Ultrasound Assisted Arterial Cannulation in Small Children
Arterial cannulation is a commonly performed invasive procedure in the operation room, the emergency department, and in the intensive care unit. The indications include the need for continuous blood-pressure monitoring, frequent arterial blood-gas analysis, and repeated blood sampling for laboratory evaluation. This procedure can be challenging even in the best of hands. Traditionally, the artery is located by feeling the pulse of the patient. The pulse may, however be weak or absent in patients with hypotension, edema, obesity or local thrombosis due to previous arterial cannulation in the same location. Furthermore, the catheter may not be passed successfully into the artery, despite apparent good blood return on initial puncture, or hematoma and spasms of the artery may develop after failed attempts, thus making further attempts even more difficult. While ultrasound (US) is being used with increasing frequency for central venous access, fewer clinicians are familiar with US-guided arterial catheterization. The aim of this study is to investigate if ultrasound facilitates arterial cannulation in children ≤24 months compared with the palpation method and to investigate the potential extra costs/savings of introducing the method. This study hypothesizes that the ultrasound method will facilitate arterial cannulation in small children compared with the palpation method.
|Study Design:||Allocation: Randomized
Endpoint Classification: Safety/Efficacy Study
Intervention Model: Parallel Assignment
Masking: Single Blind (Subject)
Primary Purpose: Treatment
|Official Title:||Ultrasound Assisted Arterial Cannulation in Small Children - To See or Not to See?|

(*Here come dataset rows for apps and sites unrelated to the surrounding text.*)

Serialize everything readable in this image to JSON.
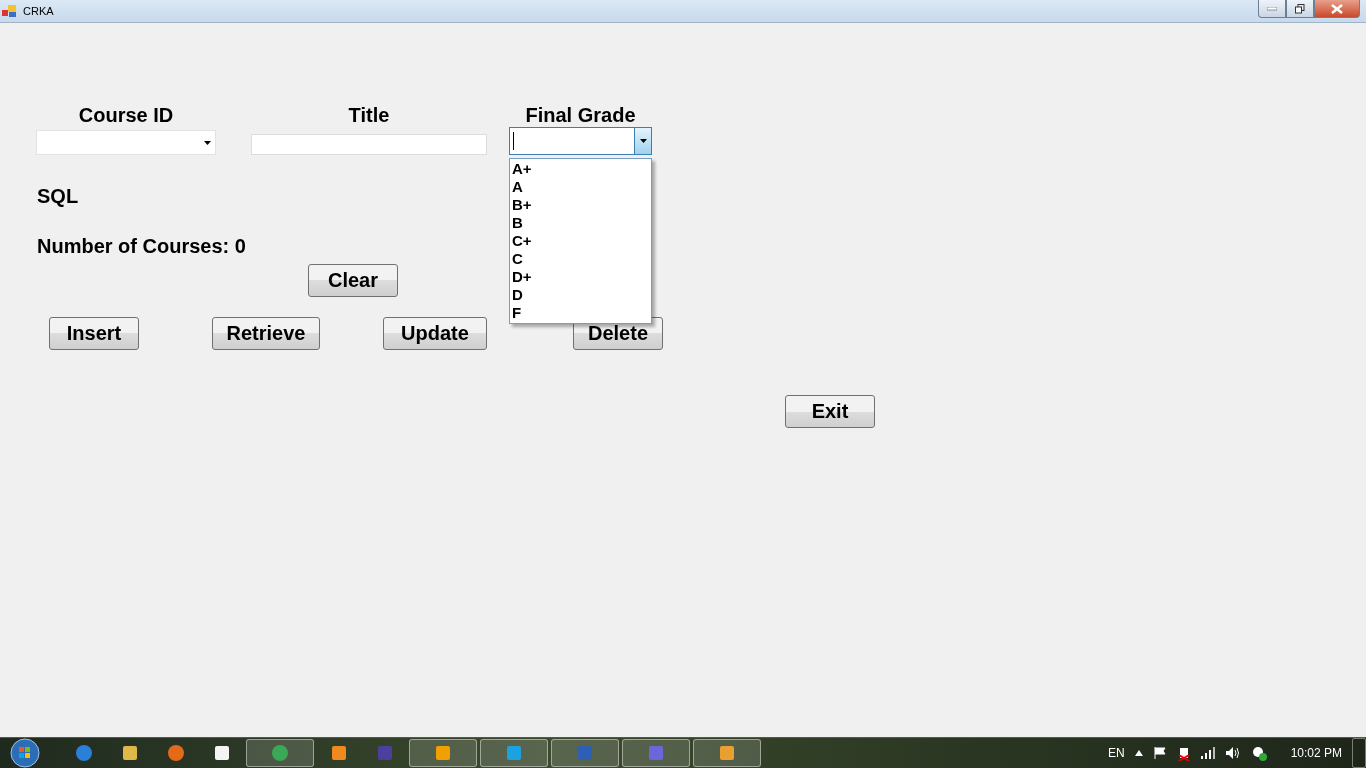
{
  "window": {
    "title": "CRKA"
  },
  "fields": [
    {
      "label": "Course ID",
      "kind": "combo",
      "open": false
    },
    {
      "label": "Title",
      "kind": "text"
    },
    {
      "label": "Final Grade",
      "kind": "combo",
      "open": true,
      "options": [
        "A+",
        "A",
        "B+",
        "B",
        "C+",
        "C",
        "D+",
        "D",
        "F"
      ]
    }
  ],
  "sql_label": "SQL",
  "count_label": "Number of Courses: 0",
  "clear_button": "Clear",
  "action_buttons": [
    "Insert",
    "Retrieve",
    "Update",
    "Delete"
  ],
  "exit_button": "Exit",
  "taskbar": {
    "apps": [
      {
        "running": false
      },
      {
        "running": false
      },
      {
        "running": false
      },
      {
        "running": false
      },
      {
        "running": true
      },
      {
        "running": false
      },
      {
        "running": false
      },
      {
        "running": true
      },
      {
        "running": true
      },
      {
        "running": true
      },
      {
        "running": true
      },
      {
        "running": true
      }
    ],
    "language": "EN",
    "clock": "10:02 PM"
  }
}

- Number of Attempts [ Time Frame: Change from baseline to successful cannulation (estimated average of 30 minutes) ] [ Designated as safety issue: No ]To measure the number of attempts to cannulate the artery per participant.
- Time to Successful Cannulation [ Time Frame: Change from baseline to successful cannulation (estimated average of 30 minutes) ] [ Designated as safety issue: No ]To measure the difference between the time when the palpating finger touches the skin (palpation group) or the gel is applied to the skin (US group) at the first intended cannulation site and the time when the arterial cannula is correctly in place.
- Rate of Success of First Attempt [ Time Frame: Change from baseline to success of first attempt, when artery is successfully cannulated on first attempt (estimated average of 30 minutes) ] [ Designated as safety issue: No ]The rate of success of first attempt to cannulate the artery of each participant.
- Number of Attempted Sites [ Time Frame: Change from baseline to successful cannulation (estimated average of 30 minutes) ] [ Designated as safety issue: No ]To measure the total number of attempted sites.
- Learning Curve [ Time Frame: At approximately 4 months ] [ Designated as safety issue: No ]To measure the learning curve for each of the participating anaesthetist.
- Cost of Procedure [ Time Frame: Duration of the study (6 months) ] [ Designated as safety issue: No ]To measure the estimated cost of the procedure.
|Study Start Date:||November 2012|
|Estimated Primary Completion Date:||June 2013 (Final data collection date for primary outcome measure)|
Arterial cannulation facilitated by ultrasound.
|Active Comparator: Palpation Method||
Procedure: Palpation Method
Arterial cannulation by palpation method.
|Contact: Katherine Taylor, MD||(416)813-7654 ext firstname.lastname@example.org|
|The Hospital for Sick Children||Recruiting|
|Toronto, Ontario, Canada, M5G 1X8|
|Contact: Katherine Taylor, MD (416)813-7654 ext 2453 email@example.com|
|Principal Investigator: Katherine Taylor, MD|
|Sub-Investigator: Jens Aage Kolsen Petersen, MD|
|Principal Investigator:||Katherine Taylor, MD||The Hospital for Sick Children|